Presumption here: As a restauranteur, you want to sell food that makes people happy and makes you happy. Win-Win.
Your kitchen works hard and efficiently.
Your customers get good food on time.
You get paid a fair price for the food and the service delivered in your restaurant.
You want to sell dishes that the kitchen is happy to churn out, that the waiting staff have confidence in and that the customers are happy to eat and pay for.
You have a choice on your menu - or at least most do - and some of those choices will be easier and more profitable to make and serve. Presenting the prices with some thought will allow you to steer choices in a direction that suits you rather than working against you.
- If you are not setting out to compete on price (and I humbly suggest that if you are reading this and are not yet prepared to go into battle on price), DON'T SHOUT ABOUT THE PRICE!
What do I mean by this? Well, bear in mind that when most people enter your restaurant, they are willing to pay for your food. They have already decided to spend some money. Most people do not enter a restaurant with a fixed budget in mind.
Some will, but most do not.
There is something in us humans that will allow us to be guided by price if it is the first thing we see.
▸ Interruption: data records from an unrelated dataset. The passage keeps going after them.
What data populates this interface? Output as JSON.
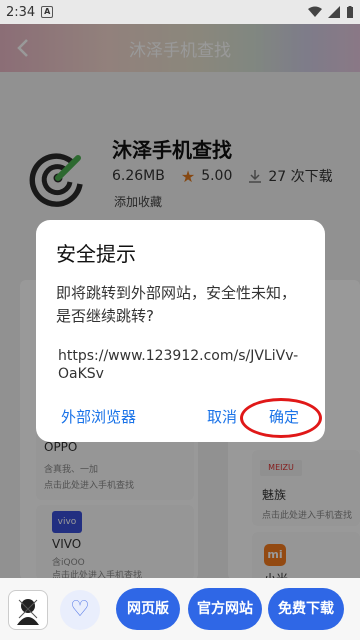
{
  "status_bar": {
    "time": "2:34",
    "app_badge": "A"
  },
  "header": {
    "title": "沐泽手机查找"
  },
  "app": {
    "name": "沐泽手机查找",
    "size": "6.26MB",
    "rating": "5.00",
    "downloads": "27 次下载",
    "favorite_label": "添加收藏"
  },
  "cards": {
    "oppo": {
      "title": "OPPO",
      "subtitle": "含真我、一加",
      "hint": "点击此处进入手机查找"
    },
    "vivo": {
      "logo": "vivo",
      "title": "VIVO",
      "subtitle": "含iQOO",
      "hint": "点击此处进入手机查找"
    },
    "meizu": {
      "logo": "MEIZU",
      "title": "魅族",
      "hint": "点击此处进入手机查找"
    },
    "xiaomi": {
      "logo": "mi",
      "title": "小米"
    }
  },
  "dialog": {
    "title": "安全提示",
    "message": "即将跳转到外部网站，安全性未知，是否继续跳转?",
    "url": "https://www.123912.com/s/JVLiVv-OaKSv",
    "browser_button": "外部浏览器",
    "cancel_button": "取消",
    "ok_button": "确定"
  },
  "bottom_bar": {
    "web_version": "网页版",
    "official_site": "官方网站",
    "free_download": "免费下载"
  },
  "colors": {
    "accent": "#2f67e6",
    "dialog_button": "#1a73e8",
    "highlight_ring": "#e01818",
    "star": "#e0781f"
  }
}
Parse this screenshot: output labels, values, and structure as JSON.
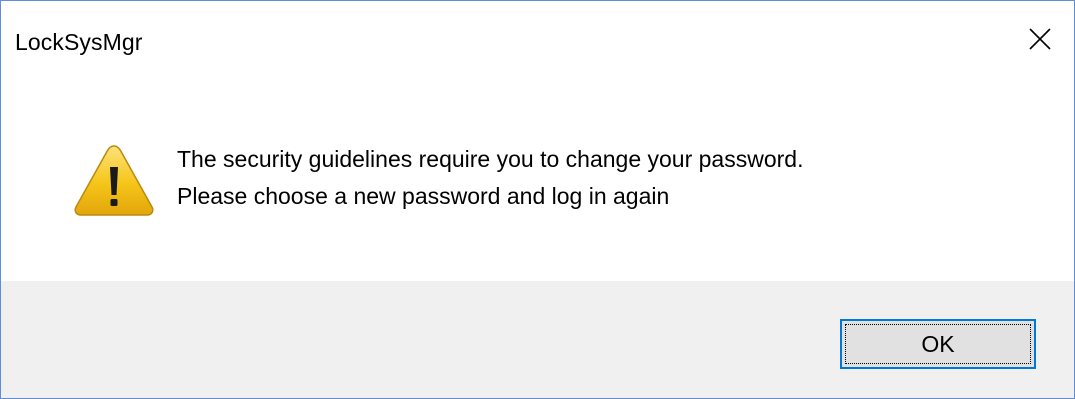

Try to sell your dishes based on what it is, rather than purely on the price.
You are in the restaurant business because you want people to eat your food the way you or your kitchen have cooked it, yes? So hear me out…
- When writing your menu, do not put the price in red ( or any colour that is not the same as the description. ) This just draws attention to the price first.
- When presenting the price, best not to do it……...........................................................…….....like this. It just draws the eye to the price before a description is read.
- Don't have the price butted up beside the title of the dish. Move it to the end of the description. It is still visible and legible, but not in your face!
- A straightforward one to bear in mind is the currency sign. The £, €, ¥, $ or whatever your currency is. I don't believe there is a legal requirement anywhere to use the currency character in a menu. Often, there's an unwritten rule about using currency signs but not legally required - So why lose it? Well, a team at Cornell University studied that by removing the dollar sign, sales went up. And the reason for this is that the dollar sign just reminds people that they are spending money.
- Don't list items on your menu based on the price. If you're listing from cheapest to most expensive - or vice versa - it does you no favours and will encourage "price buying".
- There is lots of debate about whether decimal places are good or bad. I guess it really depends on your market. If price is a key driver, then the decimals matter. If it's not just about the price, just stick to whole numbers?
I hope this has helped.
Cost your menu - an alarming number of restaurants wing it. Best not.
Don't forget the tax!
Think about your target market. How do you want to be compared to the rest?
Last but by no means least, give your menu the best chance to sell stuff based on what you want to sell and not the price.